→ About this exercise
Whenever the word "preliminary" appears in a line of the data below, copy that line.

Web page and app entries
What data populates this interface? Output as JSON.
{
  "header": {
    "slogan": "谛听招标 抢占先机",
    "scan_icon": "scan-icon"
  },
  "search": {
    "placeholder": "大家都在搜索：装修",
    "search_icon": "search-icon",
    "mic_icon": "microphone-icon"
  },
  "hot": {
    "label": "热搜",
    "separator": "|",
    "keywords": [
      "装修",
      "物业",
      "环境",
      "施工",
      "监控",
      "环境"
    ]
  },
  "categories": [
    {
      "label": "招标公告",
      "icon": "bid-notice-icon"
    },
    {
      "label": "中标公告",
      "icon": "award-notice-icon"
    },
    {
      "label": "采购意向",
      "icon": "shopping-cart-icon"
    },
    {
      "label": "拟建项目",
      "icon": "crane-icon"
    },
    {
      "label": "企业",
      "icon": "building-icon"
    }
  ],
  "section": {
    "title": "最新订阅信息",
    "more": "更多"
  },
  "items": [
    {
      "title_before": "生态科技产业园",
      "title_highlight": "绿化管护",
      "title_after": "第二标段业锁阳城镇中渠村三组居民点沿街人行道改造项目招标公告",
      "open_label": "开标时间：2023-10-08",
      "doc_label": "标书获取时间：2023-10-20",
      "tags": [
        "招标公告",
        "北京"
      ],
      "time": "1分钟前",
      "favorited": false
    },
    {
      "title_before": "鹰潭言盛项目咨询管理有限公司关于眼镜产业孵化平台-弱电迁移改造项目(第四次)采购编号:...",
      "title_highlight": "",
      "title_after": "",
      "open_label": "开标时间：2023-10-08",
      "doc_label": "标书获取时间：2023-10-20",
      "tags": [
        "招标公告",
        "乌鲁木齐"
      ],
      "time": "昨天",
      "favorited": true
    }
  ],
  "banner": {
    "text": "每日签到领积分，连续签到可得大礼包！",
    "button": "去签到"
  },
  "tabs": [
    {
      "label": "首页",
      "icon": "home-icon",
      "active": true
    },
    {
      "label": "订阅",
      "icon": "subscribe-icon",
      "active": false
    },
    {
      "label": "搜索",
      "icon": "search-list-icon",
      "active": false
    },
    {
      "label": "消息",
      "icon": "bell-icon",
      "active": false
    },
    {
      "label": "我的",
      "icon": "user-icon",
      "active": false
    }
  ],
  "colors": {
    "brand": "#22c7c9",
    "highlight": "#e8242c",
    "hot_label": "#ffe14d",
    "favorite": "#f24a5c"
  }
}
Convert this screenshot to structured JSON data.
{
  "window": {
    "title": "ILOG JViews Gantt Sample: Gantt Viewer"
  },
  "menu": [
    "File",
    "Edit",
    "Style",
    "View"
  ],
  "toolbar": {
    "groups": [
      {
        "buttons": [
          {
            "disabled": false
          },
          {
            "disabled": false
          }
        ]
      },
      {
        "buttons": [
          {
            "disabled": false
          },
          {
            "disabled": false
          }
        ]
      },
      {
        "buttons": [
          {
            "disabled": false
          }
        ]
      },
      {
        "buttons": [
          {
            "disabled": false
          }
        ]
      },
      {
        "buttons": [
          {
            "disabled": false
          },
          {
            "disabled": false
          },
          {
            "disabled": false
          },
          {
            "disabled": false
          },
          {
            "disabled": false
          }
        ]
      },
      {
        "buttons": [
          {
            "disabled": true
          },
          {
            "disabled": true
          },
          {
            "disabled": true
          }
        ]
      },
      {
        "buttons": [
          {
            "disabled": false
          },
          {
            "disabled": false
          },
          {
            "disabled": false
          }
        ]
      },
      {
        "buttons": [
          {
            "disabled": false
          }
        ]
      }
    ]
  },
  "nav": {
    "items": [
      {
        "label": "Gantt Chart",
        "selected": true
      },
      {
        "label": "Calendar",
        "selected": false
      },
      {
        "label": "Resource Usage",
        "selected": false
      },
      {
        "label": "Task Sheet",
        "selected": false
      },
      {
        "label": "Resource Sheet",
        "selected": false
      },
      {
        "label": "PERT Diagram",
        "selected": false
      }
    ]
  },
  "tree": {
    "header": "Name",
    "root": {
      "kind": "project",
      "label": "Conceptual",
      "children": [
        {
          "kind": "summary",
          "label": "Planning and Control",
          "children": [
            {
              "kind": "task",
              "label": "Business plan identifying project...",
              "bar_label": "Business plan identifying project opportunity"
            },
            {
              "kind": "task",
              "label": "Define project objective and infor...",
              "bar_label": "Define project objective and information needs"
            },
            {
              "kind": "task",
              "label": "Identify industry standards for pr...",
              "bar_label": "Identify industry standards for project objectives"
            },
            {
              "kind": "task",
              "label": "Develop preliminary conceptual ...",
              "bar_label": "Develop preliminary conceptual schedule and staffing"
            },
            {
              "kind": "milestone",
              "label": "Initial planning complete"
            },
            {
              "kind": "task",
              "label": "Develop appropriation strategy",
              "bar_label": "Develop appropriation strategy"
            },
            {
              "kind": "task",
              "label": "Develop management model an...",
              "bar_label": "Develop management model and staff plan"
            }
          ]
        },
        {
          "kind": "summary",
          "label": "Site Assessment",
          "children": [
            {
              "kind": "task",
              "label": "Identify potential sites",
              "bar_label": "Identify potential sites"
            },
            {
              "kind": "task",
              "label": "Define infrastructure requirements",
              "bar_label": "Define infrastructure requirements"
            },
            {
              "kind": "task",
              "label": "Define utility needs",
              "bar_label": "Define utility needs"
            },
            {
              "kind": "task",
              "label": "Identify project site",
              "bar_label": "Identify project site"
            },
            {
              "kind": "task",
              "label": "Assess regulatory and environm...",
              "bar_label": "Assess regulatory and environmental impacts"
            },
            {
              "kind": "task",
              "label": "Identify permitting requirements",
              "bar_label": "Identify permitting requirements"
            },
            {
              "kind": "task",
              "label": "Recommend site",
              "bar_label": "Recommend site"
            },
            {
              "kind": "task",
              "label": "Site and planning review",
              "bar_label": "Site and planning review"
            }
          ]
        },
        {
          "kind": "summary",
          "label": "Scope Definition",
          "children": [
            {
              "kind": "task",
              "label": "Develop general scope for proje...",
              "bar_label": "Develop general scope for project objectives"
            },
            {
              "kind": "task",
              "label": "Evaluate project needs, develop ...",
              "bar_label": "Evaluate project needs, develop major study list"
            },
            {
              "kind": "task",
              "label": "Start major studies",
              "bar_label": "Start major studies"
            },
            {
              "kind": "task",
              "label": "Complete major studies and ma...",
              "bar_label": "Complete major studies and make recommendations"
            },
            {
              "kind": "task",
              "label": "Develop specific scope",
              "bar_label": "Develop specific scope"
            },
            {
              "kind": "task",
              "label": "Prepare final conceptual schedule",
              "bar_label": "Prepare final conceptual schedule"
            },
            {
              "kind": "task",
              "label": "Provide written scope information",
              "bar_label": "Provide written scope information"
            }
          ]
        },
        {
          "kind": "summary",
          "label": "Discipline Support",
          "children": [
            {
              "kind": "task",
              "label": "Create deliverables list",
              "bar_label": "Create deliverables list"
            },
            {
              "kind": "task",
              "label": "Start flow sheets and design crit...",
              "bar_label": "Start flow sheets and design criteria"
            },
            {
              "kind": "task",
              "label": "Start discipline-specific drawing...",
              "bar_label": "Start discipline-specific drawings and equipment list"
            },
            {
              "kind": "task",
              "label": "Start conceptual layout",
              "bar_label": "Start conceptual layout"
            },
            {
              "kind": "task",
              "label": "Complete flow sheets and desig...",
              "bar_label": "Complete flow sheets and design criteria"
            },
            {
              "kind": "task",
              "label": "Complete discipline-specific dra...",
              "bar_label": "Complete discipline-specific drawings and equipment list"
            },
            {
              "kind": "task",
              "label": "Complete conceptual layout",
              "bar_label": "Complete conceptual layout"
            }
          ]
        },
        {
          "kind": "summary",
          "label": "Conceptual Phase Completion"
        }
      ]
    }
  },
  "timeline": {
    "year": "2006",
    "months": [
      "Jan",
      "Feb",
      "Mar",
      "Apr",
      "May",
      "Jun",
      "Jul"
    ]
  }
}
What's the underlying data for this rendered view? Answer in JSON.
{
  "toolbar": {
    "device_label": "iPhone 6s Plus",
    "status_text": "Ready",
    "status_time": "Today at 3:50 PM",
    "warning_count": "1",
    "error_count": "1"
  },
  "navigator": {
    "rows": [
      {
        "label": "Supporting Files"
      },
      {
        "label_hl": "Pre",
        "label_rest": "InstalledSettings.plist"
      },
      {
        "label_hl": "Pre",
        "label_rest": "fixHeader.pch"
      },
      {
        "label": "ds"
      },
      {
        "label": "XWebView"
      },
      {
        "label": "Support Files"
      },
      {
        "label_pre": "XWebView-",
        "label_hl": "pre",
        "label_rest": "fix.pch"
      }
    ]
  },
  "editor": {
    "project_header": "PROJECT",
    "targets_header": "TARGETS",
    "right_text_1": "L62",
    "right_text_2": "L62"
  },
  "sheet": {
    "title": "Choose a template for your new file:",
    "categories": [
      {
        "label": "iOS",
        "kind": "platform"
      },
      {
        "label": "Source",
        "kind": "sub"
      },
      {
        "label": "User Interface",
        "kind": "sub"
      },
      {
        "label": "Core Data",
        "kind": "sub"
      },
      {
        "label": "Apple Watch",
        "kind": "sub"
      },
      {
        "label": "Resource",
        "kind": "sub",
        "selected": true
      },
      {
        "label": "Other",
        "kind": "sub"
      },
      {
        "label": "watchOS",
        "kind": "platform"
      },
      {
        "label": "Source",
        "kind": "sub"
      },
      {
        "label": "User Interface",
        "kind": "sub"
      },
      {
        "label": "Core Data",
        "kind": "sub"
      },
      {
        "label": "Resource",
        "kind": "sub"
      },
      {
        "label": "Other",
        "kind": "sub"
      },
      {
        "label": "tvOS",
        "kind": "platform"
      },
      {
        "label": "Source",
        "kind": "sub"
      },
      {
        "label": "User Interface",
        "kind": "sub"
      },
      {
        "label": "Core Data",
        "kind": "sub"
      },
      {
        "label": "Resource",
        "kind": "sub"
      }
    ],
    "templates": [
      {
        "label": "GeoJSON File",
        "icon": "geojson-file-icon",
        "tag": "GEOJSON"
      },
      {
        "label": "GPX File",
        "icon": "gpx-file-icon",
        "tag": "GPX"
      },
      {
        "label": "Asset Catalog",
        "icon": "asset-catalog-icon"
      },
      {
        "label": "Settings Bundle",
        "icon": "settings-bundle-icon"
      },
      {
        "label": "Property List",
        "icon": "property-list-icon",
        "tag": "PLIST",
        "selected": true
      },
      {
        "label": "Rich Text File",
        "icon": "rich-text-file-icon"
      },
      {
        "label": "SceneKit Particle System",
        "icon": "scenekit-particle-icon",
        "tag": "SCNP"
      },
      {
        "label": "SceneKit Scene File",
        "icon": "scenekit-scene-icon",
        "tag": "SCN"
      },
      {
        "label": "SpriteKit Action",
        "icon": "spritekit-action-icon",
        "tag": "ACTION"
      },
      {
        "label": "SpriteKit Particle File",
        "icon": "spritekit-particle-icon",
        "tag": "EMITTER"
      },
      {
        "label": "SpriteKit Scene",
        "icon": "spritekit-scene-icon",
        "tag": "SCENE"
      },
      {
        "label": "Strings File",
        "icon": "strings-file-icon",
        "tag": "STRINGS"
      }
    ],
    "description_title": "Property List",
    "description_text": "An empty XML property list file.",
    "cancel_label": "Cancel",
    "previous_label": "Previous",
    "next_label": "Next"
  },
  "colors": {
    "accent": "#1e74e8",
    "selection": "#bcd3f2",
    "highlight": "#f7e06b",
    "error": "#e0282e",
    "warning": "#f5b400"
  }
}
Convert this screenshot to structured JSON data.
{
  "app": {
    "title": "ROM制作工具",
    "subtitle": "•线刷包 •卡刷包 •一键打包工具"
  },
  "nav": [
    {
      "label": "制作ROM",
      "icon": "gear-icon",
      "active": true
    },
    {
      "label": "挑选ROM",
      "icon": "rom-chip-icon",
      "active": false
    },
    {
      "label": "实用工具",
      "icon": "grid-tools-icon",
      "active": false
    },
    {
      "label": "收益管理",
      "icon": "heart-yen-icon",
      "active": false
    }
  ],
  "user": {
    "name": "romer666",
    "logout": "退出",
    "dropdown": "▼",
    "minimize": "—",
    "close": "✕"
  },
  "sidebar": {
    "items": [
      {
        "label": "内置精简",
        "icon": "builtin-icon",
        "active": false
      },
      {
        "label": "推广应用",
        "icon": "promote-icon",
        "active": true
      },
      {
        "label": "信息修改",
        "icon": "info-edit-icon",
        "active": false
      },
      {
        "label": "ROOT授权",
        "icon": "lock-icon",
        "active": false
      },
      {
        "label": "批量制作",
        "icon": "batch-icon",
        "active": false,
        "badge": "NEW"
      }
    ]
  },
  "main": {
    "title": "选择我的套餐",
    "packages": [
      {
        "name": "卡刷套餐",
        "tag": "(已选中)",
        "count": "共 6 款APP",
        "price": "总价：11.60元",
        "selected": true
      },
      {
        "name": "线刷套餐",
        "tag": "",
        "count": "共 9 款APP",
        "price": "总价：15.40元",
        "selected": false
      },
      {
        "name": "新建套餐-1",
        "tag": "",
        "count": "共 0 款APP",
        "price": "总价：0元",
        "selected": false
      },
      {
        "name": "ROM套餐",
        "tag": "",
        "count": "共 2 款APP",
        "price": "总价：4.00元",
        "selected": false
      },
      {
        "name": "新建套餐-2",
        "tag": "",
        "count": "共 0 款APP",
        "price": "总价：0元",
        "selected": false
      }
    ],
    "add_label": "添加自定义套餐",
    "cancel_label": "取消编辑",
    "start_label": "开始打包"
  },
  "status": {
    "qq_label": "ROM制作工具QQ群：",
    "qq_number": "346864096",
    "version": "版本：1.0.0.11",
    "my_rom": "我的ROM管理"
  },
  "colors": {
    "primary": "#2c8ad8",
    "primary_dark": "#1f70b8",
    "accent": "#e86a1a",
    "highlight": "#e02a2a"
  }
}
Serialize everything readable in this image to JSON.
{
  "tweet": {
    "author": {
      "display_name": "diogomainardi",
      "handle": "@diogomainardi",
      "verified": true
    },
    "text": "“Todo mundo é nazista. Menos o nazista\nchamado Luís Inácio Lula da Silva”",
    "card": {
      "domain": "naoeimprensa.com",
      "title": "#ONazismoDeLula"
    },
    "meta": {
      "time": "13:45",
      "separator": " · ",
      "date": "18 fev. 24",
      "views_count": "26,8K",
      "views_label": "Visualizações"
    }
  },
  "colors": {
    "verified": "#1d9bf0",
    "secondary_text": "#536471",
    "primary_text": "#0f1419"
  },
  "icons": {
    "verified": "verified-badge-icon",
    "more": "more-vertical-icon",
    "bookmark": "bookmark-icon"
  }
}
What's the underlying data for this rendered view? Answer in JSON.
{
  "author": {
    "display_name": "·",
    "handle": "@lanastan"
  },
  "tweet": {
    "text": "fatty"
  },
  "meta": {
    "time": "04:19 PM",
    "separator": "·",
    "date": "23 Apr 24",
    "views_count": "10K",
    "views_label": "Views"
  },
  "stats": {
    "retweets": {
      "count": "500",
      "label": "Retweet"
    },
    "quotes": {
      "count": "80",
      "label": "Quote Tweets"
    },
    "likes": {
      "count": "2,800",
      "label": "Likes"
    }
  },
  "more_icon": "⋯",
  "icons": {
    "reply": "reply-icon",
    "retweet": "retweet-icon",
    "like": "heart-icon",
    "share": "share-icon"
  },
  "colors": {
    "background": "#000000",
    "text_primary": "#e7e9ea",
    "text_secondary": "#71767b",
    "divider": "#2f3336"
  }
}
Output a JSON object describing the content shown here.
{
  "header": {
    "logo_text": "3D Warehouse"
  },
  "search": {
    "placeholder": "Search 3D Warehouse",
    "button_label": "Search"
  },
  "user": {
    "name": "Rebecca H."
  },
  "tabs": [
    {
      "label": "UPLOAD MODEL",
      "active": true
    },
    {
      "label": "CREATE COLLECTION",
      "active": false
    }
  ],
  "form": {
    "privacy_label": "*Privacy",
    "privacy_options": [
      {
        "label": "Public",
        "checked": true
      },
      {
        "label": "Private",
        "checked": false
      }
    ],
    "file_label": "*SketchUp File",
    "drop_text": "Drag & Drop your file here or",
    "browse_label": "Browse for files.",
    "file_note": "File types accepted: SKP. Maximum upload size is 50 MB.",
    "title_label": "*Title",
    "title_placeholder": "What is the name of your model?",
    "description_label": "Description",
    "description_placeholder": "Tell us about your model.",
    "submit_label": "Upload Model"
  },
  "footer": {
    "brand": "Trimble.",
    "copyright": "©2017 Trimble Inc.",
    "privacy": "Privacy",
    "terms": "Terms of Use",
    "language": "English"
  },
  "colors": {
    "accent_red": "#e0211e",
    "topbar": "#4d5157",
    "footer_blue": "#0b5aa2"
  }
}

→ Solution to this problem
              "label": "Develop preliminary conceptual ...",
              "bar_label": "Develop preliminary conceptual schedule and staffing"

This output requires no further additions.